Gun law backlash
Random mass shootings in this country tend to energize both sides of the gun control debate.
After 2012 was witness to two such horrific incidents, lobbying efforts went into high gear throughout the country. Having 12 killed and 70 injured at an Aurora, Colo., movie theater, followed by the Sandy Hook Elementary School shooting in Newtown, Conn., which left 20 children and six adults dead, was too much for most legislatures to ignore.
There was no middle ground on the issue, nor was there a common response. Citizens were clamoring simultaneously for stricter and looser gun laws.
That ambivalence led to the U.S. Congress unable to do a thing. A similar lack of result took place in Minnesota, Oregon, Washington and Delaware. But many other states throughout the country did amend existing laws.
Some, such as Colorado and New York, went with limits on magazine capacity and increased background checks on potential gun purchasers. Arkansas went for allowing weapons inside churches and further arming of teachers inside schools.
Here in Kansas, elected officials decided more public places needed to allow concealed carry weapons. As a result, cities, counties and universities either are planning to install elaborate security measures or simply accepting the fact more weapons will be in their midst.
Time will tell which approach is more effective. And the next election cycle should reveal which is more politically palatable.
Our neighbor to the west decided not to wait that long. A recall election in Colorado this week resulted in two state senators -- including the president of the Senate -- being removed from office.
Senate President John Morse and Sen. Angela Giron, both Democrats, are now footnotes in history as the first elected state officials to be recalled since Colorado instituted the provision in 1912.
The successful recall efforts received the backing of the National Rifle Association, but it was the overwhelming outrage amongst residents who made the "ready, aim, fired" campaign work.
Victor Head, a plumber and one of the many fired-up activists, told the Associated Press that voters don't like their gun rights "being messed with regardless of party."

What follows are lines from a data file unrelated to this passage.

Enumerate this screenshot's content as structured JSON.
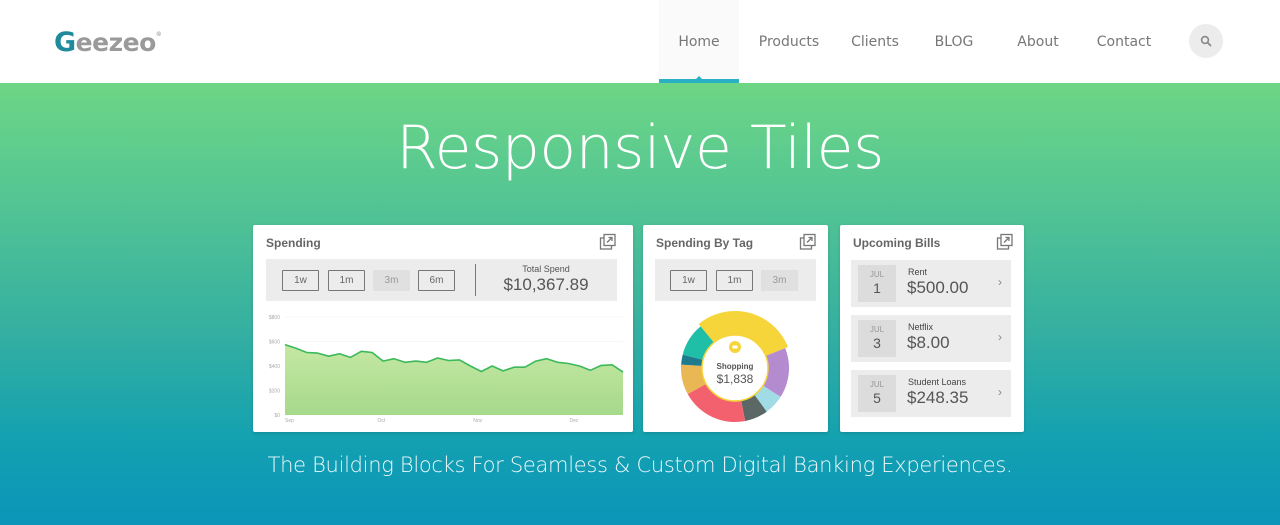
{
  "header": {
    "logo_initial": "G",
    "logo_rest": "eezeo",
    "logo_mark": "®",
    "nav": [
      {
        "label": "Home",
        "active": true
      },
      {
        "label": "Products",
        "active": false
      },
      {
        "label": "Clients",
        "active": false
      },
      {
        "label": "BLOG",
        "active": false
      },
      {
        "label": "About",
        "active": false
      },
      {
        "label": "Contact",
        "active": false
      }
    ],
    "search_icon": "search-icon"
  },
  "hero": {
    "title": "Responsive Tiles",
    "subtitle": "The Building Blocks For Seamless & Custom Digital Banking Experiences."
  },
  "tiles": {
    "spending": {
      "title": "Spending",
      "ranges": [
        {
          "label": "1w",
          "selected": false
        },
        {
          "label": "1m",
          "selected": false
        },
        {
          "label": "3m",
          "selected": true
        },
        {
          "label": "6m",
          "selected": false
        }
      ],
      "total_label": "Total Spend",
      "total_value": "$10,367.89"
    },
    "spending_by_tag": {
      "title": "Spending By Tag",
      "ranges": [
        {
          "label": "1w",
          "selected": false
        },
        {
          "label": "1m",
          "selected": false
        },
        {
          "label": "3m",
          "selected": true
        }
      ],
      "center_label": "Shopping",
      "center_value": "$1,838"
    },
    "upcoming_bills": {
      "title": "Upcoming Bills",
      "bills": [
        {
          "month": "JUL",
          "day": "1",
          "name": "Rent",
          "amount": "$500.00"
        },
        {
          "month": "JUL",
          "day": "3",
          "name": "Netflix",
          "amount": "$8.00"
        },
        {
          "month": "JUL",
          "day": "5",
          "name": "Student Loans",
          "amount": "$248.35"
        }
      ]
    }
  },
  "colors": {
    "brand": "#1f8a9b",
    "nav_accent": "#2ab0c4",
    "line": "#3cb95a",
    "area": "#a8dc8c"
  },
  "chart_data": [
    {
      "type": "area",
      "title": "Spending",
      "xlabel": "",
      "ylabel": "",
      "ylim": [
        0,
        800
      ],
      "yticks": [
        "$0",
        "$200",
        "$400",
        "$600",
        "$800"
      ],
      "xticks": [
        "Sep",
        "Oct",
        "Nov",
        "Dec"
      ],
      "grid": true,
      "series": [
        {
          "name": "Spending",
          "values": [
            575,
            545,
            510,
            505,
            480,
            500,
            470,
            520,
            510,
            440,
            460,
            430,
            440,
            430,
            465,
            445,
            450,
            400,
            355,
            400,
            360,
            390,
            390,
            440,
            460,
            430,
            420,
            400,
            365,
            405,
            410,
            350
          ]
        }
      ]
    },
    {
      "type": "pie",
      "title": "Spending By Tag",
      "donut": true,
      "highlighted": "Shopping",
      "center_value": "$1,838",
      "slices": [
        {
          "label": "Shopping",
          "share": 0.3,
          "color": "#f5d53a"
        },
        {
          "label": "Purple",
          "share": 0.15,
          "color": "#b58bd0"
        },
        {
          "label": "Light Blue",
          "share": 0.06,
          "color": "#a1dbe5"
        },
        {
          "label": "Dark Gray",
          "share": 0.07,
          "color": "#5b6866"
        },
        {
          "label": "Red",
          "share": 0.2,
          "color": "#f4616e"
        },
        {
          "label": "Orange",
          "share": 0.09,
          "color": "#e9b753"
        },
        {
          "label": "Navy",
          "share": 0.03,
          "color": "#1e7a8c"
        },
        {
          "label": "Teal",
          "share": 0.1,
          "color": "#1fbfa7"
        }
      ]
    }
  ]
}
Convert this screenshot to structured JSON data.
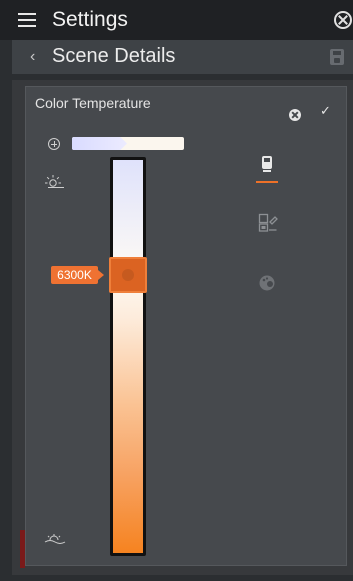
{
  "header": {
    "title": "Settings"
  },
  "subheader": {
    "title": "Scene Details"
  },
  "panel": {
    "title": "Color Temperature"
  },
  "slider": {
    "value_label": "6300K",
    "level_fraction": 0.28
  },
  "icons": {
    "menu": "menu-icon",
    "close_app": "close-circle-icon",
    "back": "chevron-left-icon",
    "save": "save-icon",
    "clear": "clear-icon",
    "confirm": "check-icon",
    "add": "plus-icon",
    "cool": "sun-icon",
    "warm": "sunset-icon",
    "modes": [
      "bulb-mode-icon",
      "scene-mode-icon",
      "palette-mode-icon"
    ]
  },
  "colors": {
    "accent": "#EE7128",
    "thumb": "#DB6322"
  }
}
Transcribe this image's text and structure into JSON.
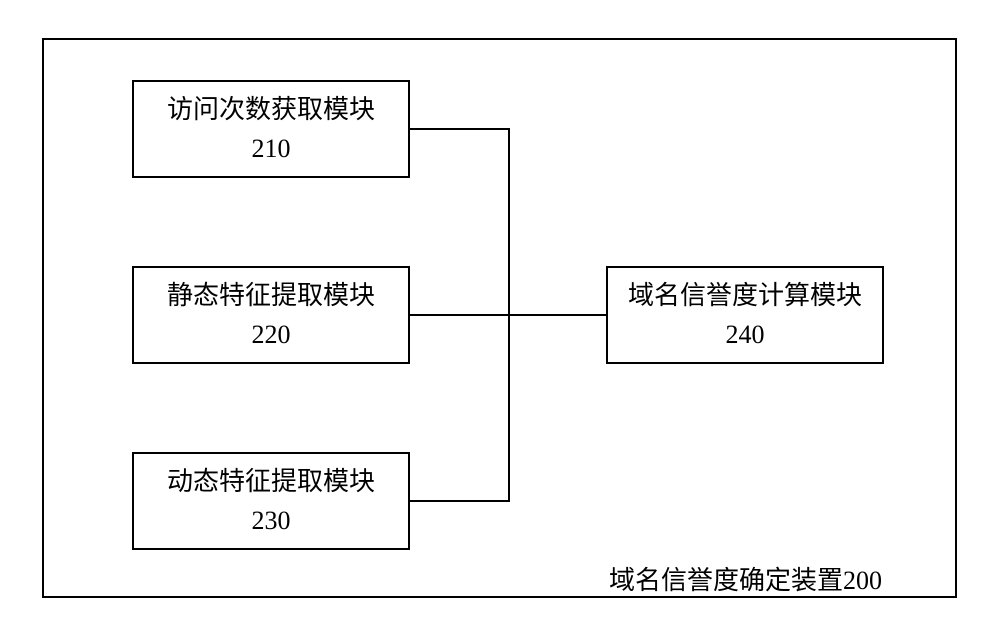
{
  "boxes": {
    "b210": {
      "label": "访问次数获取模块",
      "num": "210"
    },
    "b220": {
      "label": "静态特征提取模块",
      "num": "220"
    },
    "b230": {
      "label": "动态特征提取模块",
      "num": "230"
    },
    "b240": {
      "label": "域名信誉度计算模块",
      "num": "240"
    }
  },
  "caption": "域名信誉度确定装置200"
}
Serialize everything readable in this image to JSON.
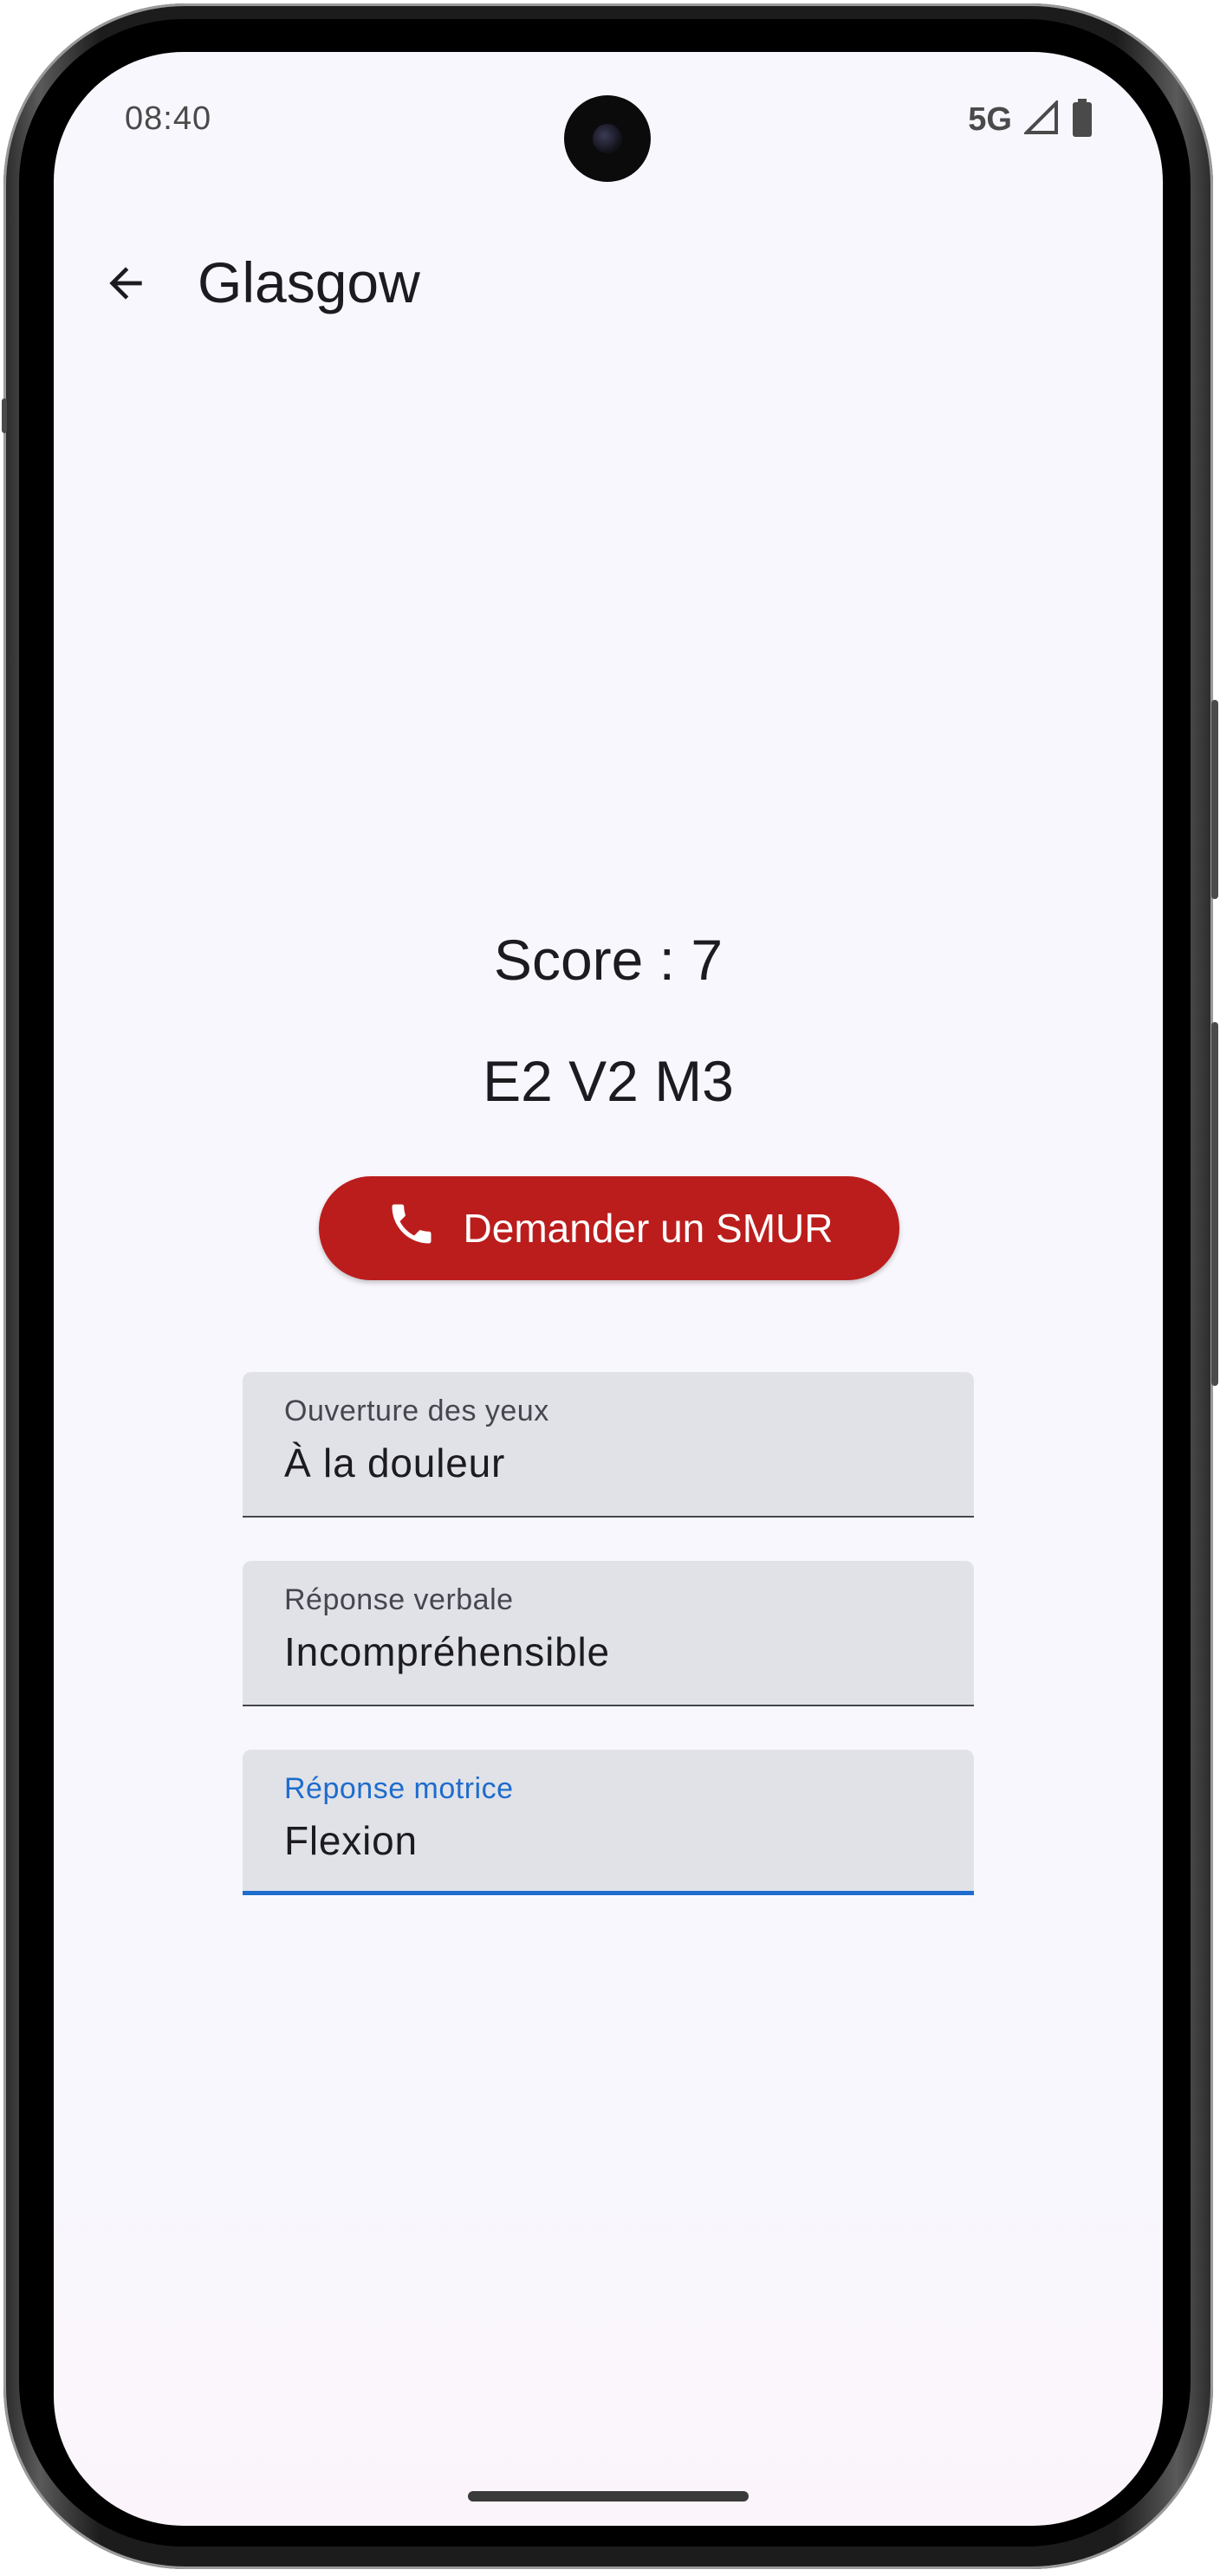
{
  "status_bar": {
    "time": "08:40",
    "network": "5G",
    "icons": [
      "signal-icon",
      "battery-icon"
    ]
  },
  "app_bar": {
    "back_icon": "arrow-back-icon",
    "title": "Glasgow"
  },
  "result": {
    "score": "Score : 7",
    "detail": "E2 V2 M3"
  },
  "smur_button": {
    "icon": "phone-icon",
    "label": "Demander un SMUR",
    "color": "#bb1d1c"
  },
  "fields": [
    {
      "label": "Ouverture des yeux",
      "value": "À la douleur",
      "focused": false
    },
    {
      "label": "Réponse verbale",
      "value": "Incompréhensible",
      "focused": false
    },
    {
      "label": "Réponse motrice",
      "value": "Flexion",
      "focused": true
    }
  ],
  "colors": {
    "accent": "#1e6ccc",
    "background": "#f8f7fd",
    "field_fill": "#e1e2e8"
  }
}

"Coloradans ... sent a clear message that politicians who blatantly ignore their constituents will be held accountable," said Dustin Zvonek, state director of Americans for Prosperity.
While we find it difficult to agree with many positions taken by AFP, Zvonek's comments were right on target. Elected officials everywhere need to be aware that gun-rights groups are a particularly active constituency. Any efforts to mess with gun laws, regardless of one's intent to safeguard children or protect society at large, will be met with action. Politicians would be better served going with majority rule if they want to retain their positions.
We would hope that at some point, the majority of all Americans would support better background checks -- or even any background check in the case of private sales. Americans cannot drive a car legally, partake in adult beverages or even run a daycare without some agency verifying they meet the legal requirements to do so.
Why the same perspective wouldn't be taken with obtaining potentially deadly weapons is beyond us. But, as the two former Colorado legislators now know, a better strategy than ramrodding new restrictions through the statehouse is needed.
Editorial by Patrick Lowry